is only for men and a quite narrower part is only for women. I go to my
side and take a kippah from a big container and put it on my head as
must be done here. Then I present my respects to the wall and come
back. My mother does the same at her side.
We exit from the Wall zone by the opposite side we entered
and go up some stairs looking for good views to Willing Wall and Dome
of the Rock, which we find. We’re in Jewish quarter now.
After some walk on these quiet and polite streets
we end the closest we can be from Dome of the Rock. Military guards
keep saying they’re sorry, but we’re not allowed to pass through that
big and ancient door, we must try on Monday. I answer Monday we’re not
going to be in the city and one of them ask me the camera and go
inside, some seconds later he appears and give the camera back to me
with some beautiful pictures of the Dome. That’s what I meant when
talking about their kindness.
Picture at left shows the closest you can see Dome
Rock without going into Temple Mount, right picture is one of the
military man ones.
Now is lunch time. We choose an Armenian restaurant which name is,
showing off their laziness, “Armenian restaurant”. The first guy in
there gets enthusiastic about Barcelona when knowing we’re from there

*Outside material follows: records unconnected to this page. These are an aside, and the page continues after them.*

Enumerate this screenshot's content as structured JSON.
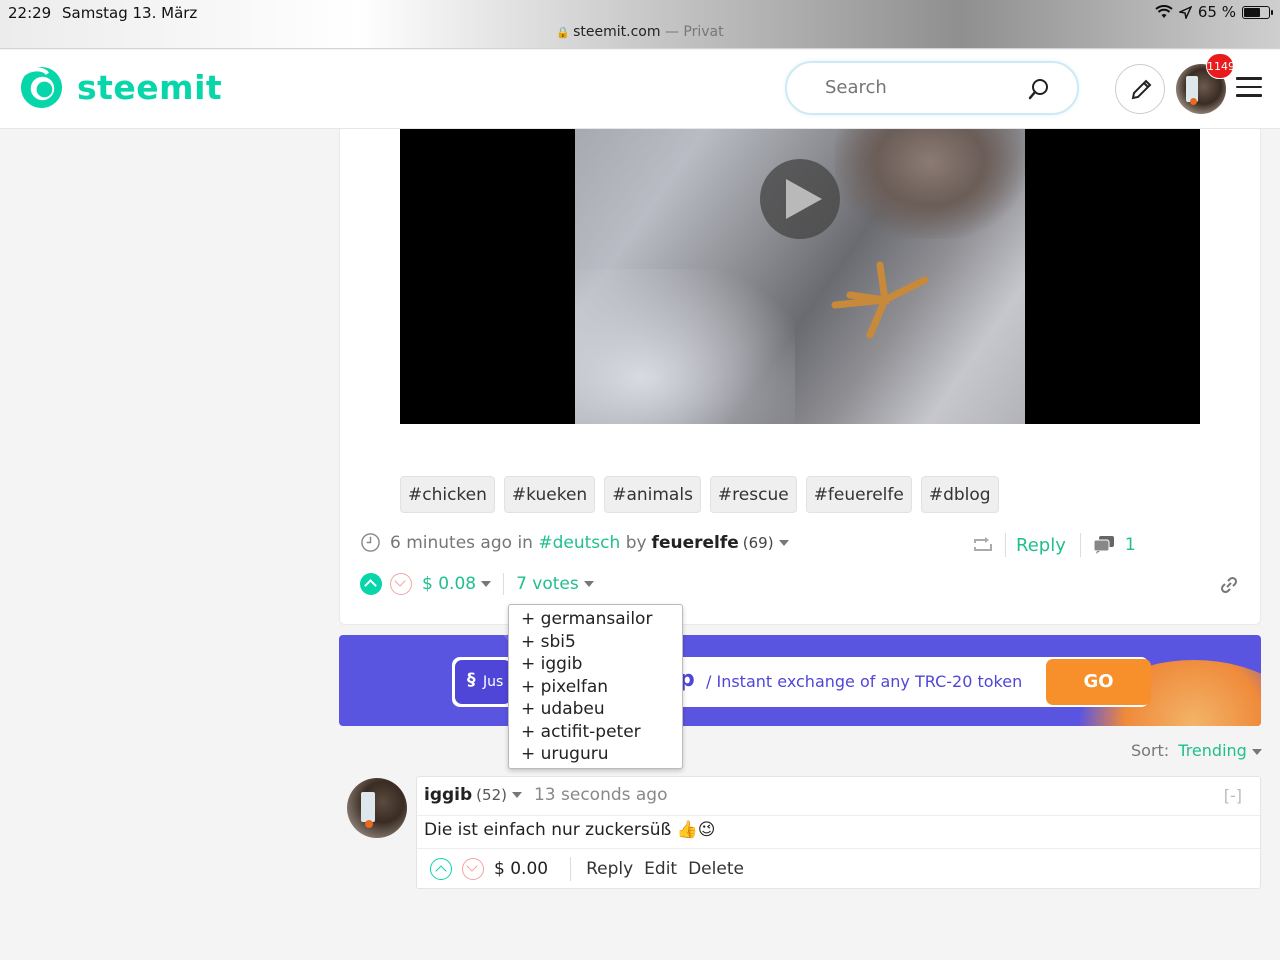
{
  "status_bar": {
    "time": "22:29",
    "date": "Samstag 13. März",
    "url": "steemit.com",
    "mode": "— Privat",
    "battery": "65 %"
  },
  "header": {
    "brand": "steemit",
    "search_placeholder": "Search",
    "notification_count": "1149"
  },
  "post": {
    "tags": [
      "#chicken",
      "#kueken",
      "#animals",
      "#rescue",
      "#feuerelfe",
      "#dblog"
    ],
    "time_ago": "6 minutes ago",
    "in_label": "in",
    "category": "#deutsch",
    "by_label": "by",
    "author": "feuerelfe",
    "reputation": "(69)",
    "reply_label": "Reply",
    "comment_count": "1",
    "payout": "$ 0.08",
    "votes_label": "7 votes",
    "voters": [
      "+ germansailor",
      "+ sbi5",
      "+ iggib",
      "+ pixelfan",
      "+ udabeu",
      "+ actifit-peter",
      "+ uruguru"
    ]
  },
  "banner": {
    "left_text": "Jus",
    "brand_letter": "p",
    "message": "/ Instant exchange of any TRC-20 token",
    "cta": "GO"
  },
  "comments": {
    "sort_label": "Sort:",
    "sort_value": "Trending",
    "items": [
      {
        "author": "iggib",
        "reputation": "(52)",
        "time_ago": "13 seconds ago",
        "collapse": "[-]",
        "body": "Die ist einfach nur zuckersüß 👍😉",
        "payout": "$ 0.00",
        "reply": "Reply",
        "edit": "Edit",
        "delete": "Delete"
      }
    ]
  }
}
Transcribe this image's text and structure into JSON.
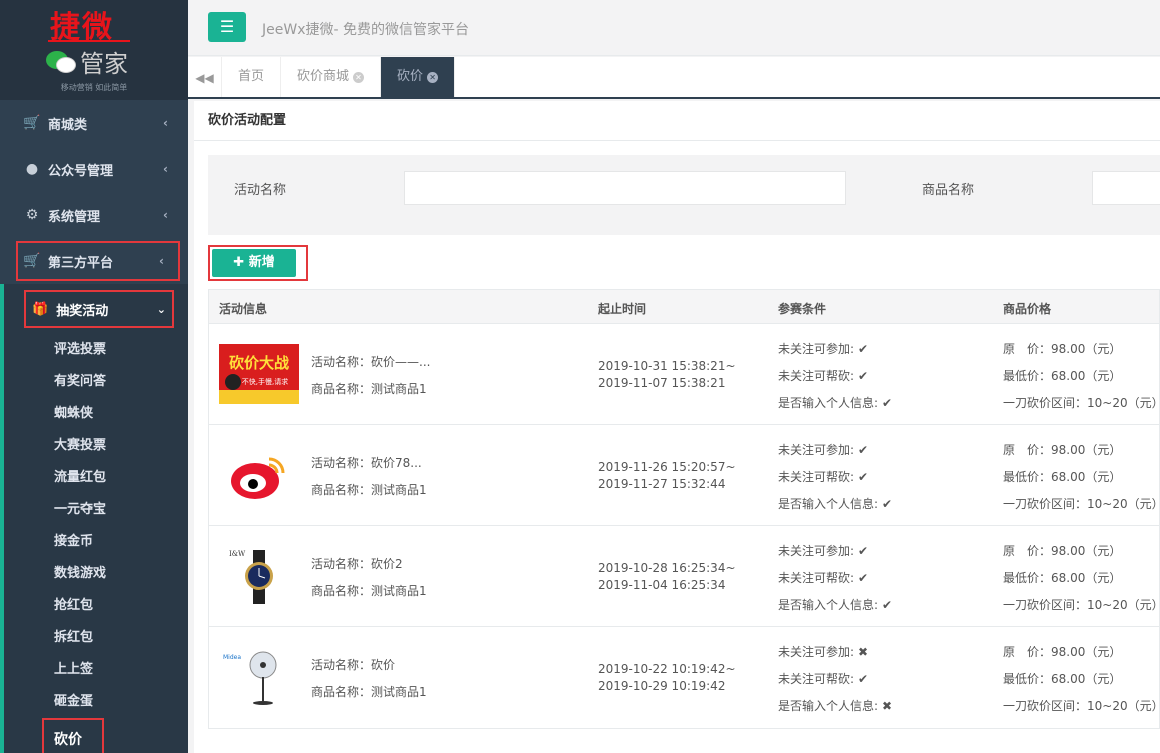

and show a lot of pictures from his iPhone to us: Cathedral, World
Trade Center, Ramblas… typical places from our city from just two weeks
ago. He tells us is going to come back this month to watch a football
match. Can you see? It seems this Palestinian from Jerusalem is going
to Nou Camp stadium more often than me! The other guy, who takes notes
about what we order and fill our table up with dishes full of different
stuff, loves Catalonia too, but is a Real Madrid supporter, poor man.
We’ve ordered two plates of grilled chicken for my parents and one
kebab I-don’t-know-what for me and a mix of both things for Eva. With
this come some shared dishes with a cucumber salad, hummus, a sort of
eggplant hummus too, one with chopped tomato, one with purple cabbage,
another one with chukrut, 6 pita bread pieces and maybe I’m missing
something. Including drinks, we pay 220 shekels (44€).
After the banquet we feel a bit sleepy. We go to
the hotel for a nap in order to get the sleep we missed back.
And our journey is barely over here, just a small walk to take some
pizza portions for dinner (13 shekels per portion) close to Jaffa Gate,
which looks the opposite than its last night version.